Each line below containing the word "screenshot" needs to be shown.

(Data for processing)
···

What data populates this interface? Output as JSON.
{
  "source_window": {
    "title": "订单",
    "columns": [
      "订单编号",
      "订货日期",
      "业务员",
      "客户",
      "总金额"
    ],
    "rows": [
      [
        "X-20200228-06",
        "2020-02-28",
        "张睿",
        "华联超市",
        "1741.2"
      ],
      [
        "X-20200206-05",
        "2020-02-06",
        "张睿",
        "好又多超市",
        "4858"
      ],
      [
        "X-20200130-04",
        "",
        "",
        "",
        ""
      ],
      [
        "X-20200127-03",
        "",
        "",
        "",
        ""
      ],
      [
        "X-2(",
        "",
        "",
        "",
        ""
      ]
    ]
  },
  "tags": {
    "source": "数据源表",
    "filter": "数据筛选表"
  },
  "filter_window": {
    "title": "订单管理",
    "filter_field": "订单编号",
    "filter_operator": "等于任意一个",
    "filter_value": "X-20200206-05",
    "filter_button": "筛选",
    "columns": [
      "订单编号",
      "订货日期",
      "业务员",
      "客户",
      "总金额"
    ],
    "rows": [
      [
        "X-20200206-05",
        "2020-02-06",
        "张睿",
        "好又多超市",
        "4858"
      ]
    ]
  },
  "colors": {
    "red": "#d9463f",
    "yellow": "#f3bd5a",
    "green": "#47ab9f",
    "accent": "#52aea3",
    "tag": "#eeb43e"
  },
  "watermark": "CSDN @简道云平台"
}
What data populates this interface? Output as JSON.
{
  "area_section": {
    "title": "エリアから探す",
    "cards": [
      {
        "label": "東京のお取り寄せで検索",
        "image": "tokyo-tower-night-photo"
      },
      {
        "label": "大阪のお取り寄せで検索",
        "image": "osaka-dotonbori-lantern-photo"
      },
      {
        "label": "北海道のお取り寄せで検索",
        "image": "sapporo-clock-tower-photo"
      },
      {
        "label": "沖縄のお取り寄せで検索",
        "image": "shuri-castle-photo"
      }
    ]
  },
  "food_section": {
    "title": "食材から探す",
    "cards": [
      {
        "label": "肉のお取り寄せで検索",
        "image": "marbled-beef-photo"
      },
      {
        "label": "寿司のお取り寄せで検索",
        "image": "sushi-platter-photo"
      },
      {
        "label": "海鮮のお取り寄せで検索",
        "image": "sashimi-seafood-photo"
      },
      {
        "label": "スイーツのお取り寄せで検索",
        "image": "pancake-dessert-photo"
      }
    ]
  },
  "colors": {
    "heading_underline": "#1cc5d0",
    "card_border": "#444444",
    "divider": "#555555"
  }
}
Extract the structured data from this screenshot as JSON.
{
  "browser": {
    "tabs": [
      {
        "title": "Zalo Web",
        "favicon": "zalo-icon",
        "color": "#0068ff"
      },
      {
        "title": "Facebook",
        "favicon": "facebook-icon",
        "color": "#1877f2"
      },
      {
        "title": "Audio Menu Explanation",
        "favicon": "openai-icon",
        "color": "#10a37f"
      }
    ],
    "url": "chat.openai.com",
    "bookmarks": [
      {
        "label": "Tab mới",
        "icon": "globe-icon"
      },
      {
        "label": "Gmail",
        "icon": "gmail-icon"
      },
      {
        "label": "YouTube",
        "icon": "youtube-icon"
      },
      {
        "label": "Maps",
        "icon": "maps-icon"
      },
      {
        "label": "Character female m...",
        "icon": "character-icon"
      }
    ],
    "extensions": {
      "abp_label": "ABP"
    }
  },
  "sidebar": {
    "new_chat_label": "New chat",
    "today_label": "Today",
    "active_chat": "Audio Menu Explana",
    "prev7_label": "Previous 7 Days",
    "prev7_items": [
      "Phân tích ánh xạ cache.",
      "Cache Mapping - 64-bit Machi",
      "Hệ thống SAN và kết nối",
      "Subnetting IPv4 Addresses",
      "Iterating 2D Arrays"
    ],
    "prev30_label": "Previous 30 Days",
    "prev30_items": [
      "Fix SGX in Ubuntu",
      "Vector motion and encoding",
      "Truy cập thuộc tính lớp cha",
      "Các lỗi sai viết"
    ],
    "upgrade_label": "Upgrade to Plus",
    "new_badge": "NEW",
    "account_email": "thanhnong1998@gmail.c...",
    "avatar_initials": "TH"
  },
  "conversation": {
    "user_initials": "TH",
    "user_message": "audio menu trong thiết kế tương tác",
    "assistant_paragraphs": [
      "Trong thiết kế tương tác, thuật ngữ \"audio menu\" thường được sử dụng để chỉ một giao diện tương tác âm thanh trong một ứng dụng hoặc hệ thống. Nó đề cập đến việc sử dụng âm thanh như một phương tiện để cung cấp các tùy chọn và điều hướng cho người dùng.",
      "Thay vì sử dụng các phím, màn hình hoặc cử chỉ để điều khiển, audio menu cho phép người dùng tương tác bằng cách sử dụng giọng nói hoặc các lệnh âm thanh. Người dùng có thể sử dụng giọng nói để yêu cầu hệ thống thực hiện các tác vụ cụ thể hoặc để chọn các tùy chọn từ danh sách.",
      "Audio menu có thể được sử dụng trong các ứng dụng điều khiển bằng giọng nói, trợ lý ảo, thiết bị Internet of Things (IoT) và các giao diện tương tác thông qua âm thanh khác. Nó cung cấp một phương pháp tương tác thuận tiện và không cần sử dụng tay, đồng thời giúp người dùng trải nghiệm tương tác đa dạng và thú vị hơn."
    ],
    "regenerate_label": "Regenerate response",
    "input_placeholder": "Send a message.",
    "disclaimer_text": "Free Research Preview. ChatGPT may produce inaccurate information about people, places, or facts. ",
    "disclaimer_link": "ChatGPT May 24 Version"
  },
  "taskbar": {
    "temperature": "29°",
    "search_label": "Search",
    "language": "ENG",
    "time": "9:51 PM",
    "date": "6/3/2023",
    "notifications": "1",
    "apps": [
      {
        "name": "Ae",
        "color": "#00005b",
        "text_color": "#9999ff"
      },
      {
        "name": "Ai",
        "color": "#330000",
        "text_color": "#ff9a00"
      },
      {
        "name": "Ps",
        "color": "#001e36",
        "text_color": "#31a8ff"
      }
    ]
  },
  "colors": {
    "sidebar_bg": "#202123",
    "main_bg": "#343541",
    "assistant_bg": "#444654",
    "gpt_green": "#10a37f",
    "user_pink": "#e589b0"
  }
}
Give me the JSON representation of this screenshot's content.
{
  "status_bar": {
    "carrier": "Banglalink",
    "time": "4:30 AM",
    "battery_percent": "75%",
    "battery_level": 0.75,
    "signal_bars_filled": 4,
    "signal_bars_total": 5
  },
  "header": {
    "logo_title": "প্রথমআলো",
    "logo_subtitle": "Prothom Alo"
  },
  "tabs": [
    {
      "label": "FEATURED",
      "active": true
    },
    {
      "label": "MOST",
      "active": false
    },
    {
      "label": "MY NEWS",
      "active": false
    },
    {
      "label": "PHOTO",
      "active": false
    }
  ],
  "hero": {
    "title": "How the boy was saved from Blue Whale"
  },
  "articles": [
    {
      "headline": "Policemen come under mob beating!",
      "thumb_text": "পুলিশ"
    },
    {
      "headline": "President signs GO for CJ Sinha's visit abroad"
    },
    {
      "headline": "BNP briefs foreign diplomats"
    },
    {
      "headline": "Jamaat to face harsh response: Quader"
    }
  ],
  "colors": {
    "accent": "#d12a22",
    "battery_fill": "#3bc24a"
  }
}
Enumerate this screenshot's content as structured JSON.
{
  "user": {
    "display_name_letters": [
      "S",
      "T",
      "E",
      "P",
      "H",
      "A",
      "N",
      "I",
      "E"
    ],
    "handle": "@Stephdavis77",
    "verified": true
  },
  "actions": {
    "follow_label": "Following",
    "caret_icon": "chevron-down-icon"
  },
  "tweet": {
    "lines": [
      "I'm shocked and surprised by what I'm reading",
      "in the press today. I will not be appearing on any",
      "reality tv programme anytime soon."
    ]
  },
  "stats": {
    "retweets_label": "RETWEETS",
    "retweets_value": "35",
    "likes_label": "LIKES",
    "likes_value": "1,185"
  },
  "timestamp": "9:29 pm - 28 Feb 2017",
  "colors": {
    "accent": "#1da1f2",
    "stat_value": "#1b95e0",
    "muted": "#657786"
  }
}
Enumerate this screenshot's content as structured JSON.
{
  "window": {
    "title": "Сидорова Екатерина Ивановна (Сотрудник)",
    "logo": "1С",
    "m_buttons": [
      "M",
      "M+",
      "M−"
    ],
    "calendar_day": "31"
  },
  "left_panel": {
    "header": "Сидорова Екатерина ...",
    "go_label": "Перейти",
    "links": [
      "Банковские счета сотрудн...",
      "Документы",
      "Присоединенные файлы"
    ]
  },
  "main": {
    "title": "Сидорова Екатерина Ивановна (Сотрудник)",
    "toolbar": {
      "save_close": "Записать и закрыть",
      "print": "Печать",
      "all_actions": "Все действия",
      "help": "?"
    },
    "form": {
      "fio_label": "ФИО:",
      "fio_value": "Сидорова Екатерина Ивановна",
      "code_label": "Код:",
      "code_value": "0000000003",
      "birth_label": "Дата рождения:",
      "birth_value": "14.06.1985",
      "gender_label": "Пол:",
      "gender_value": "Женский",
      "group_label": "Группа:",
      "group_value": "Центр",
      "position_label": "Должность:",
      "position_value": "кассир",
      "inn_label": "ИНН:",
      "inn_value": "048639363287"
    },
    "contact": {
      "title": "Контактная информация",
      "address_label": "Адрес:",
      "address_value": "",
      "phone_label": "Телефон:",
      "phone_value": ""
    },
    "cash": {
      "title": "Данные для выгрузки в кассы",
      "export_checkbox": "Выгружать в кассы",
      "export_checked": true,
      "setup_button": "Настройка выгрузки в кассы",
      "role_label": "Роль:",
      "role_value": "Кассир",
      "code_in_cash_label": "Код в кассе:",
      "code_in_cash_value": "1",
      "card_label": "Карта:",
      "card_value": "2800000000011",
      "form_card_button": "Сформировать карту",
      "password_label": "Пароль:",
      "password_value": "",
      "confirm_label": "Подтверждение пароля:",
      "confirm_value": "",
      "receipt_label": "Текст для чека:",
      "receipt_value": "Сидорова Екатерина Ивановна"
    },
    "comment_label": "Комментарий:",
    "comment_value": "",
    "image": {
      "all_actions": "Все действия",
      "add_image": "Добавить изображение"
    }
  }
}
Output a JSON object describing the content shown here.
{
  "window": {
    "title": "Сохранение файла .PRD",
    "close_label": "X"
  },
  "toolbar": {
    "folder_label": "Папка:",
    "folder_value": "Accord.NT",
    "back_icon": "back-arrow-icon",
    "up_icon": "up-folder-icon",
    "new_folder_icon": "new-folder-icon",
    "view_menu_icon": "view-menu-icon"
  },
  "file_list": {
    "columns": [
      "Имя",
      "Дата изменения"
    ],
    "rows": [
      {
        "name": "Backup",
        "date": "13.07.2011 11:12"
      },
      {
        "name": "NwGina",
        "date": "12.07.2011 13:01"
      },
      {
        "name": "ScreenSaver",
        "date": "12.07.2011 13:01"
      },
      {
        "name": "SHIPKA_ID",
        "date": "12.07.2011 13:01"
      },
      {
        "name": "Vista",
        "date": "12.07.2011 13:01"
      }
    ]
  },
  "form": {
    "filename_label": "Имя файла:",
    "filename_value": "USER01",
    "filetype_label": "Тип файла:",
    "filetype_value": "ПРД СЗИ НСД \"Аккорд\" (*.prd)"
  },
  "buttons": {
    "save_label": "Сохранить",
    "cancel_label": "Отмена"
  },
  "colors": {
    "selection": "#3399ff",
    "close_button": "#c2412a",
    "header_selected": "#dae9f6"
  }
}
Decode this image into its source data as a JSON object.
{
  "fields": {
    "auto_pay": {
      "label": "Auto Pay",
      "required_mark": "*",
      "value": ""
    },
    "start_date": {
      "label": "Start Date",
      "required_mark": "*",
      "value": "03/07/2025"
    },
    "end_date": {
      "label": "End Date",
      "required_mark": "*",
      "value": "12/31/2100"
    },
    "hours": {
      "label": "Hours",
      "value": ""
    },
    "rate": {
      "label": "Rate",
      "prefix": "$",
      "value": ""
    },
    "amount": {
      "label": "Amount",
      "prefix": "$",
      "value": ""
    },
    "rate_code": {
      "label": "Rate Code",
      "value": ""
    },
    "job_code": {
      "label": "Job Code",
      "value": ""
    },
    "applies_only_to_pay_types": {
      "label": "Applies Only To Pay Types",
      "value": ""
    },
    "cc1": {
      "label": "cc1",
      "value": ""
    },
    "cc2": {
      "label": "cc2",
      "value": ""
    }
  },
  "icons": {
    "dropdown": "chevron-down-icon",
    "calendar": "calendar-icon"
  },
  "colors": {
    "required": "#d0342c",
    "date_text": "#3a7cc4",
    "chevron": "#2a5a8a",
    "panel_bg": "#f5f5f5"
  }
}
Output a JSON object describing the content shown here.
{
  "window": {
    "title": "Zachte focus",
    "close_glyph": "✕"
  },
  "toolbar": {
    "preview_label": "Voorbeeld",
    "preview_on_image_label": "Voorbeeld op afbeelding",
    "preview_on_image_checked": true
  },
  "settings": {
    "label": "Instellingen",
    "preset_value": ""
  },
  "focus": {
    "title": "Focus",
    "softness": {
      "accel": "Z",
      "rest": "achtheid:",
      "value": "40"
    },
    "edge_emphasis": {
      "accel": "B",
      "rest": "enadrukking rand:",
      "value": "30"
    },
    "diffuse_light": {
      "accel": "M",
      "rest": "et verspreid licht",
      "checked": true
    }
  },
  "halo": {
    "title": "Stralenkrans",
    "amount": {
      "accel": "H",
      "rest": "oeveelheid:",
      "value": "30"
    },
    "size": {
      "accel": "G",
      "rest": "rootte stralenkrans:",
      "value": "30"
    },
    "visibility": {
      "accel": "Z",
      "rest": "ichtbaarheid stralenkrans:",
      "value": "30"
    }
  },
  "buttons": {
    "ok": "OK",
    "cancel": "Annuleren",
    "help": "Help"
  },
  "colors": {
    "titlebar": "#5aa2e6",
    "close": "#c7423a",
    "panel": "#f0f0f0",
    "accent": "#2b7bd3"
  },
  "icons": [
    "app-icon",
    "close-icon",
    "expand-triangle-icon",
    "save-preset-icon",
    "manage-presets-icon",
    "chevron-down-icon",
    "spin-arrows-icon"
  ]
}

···

(Exercise answer)
Extract the structured data from this screenshot as JSON.
Give me the JSON representation of this screenshot's content.
Enumerate this screenshot's content as structured JSON.
Enumerate this screenshot's content as structured JSON.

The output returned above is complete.